How to complete this task: The expected output is each line in the data below that includes the string "kind".
(Entries provided begins)
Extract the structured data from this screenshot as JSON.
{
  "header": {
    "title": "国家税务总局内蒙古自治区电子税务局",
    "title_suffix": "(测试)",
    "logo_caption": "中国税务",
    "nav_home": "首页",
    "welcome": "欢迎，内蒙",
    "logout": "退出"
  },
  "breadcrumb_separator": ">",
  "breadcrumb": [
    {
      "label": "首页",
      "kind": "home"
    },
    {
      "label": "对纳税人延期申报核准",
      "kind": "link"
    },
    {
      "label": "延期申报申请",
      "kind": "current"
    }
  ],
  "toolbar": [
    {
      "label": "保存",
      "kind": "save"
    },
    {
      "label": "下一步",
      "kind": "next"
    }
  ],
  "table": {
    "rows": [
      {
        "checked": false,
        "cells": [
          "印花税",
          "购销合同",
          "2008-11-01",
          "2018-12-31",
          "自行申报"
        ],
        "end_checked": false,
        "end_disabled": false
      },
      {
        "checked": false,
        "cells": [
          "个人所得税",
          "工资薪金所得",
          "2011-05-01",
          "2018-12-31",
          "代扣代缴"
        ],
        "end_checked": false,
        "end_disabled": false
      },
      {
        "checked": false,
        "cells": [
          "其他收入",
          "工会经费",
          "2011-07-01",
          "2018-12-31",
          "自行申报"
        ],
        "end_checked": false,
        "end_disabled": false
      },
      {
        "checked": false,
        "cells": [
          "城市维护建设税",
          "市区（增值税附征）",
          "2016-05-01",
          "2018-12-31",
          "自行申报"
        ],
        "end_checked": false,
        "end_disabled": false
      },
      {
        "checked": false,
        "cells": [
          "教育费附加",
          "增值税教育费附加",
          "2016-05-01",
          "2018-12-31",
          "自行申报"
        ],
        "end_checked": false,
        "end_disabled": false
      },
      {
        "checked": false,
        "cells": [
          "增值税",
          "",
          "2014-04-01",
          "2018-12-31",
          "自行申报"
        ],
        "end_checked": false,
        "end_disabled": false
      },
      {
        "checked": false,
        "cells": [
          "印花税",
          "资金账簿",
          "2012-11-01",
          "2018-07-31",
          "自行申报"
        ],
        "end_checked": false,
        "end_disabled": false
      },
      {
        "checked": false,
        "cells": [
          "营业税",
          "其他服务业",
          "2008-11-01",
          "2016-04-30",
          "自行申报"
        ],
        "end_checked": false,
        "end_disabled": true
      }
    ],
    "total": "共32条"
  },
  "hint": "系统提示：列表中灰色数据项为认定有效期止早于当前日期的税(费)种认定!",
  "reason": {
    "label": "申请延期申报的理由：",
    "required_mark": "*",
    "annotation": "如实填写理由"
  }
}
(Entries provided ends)
Result of this task:
      "kind": "home"
      "kind": "link"
      "kind": "current"
      "kind": "save"
      "kind": "next"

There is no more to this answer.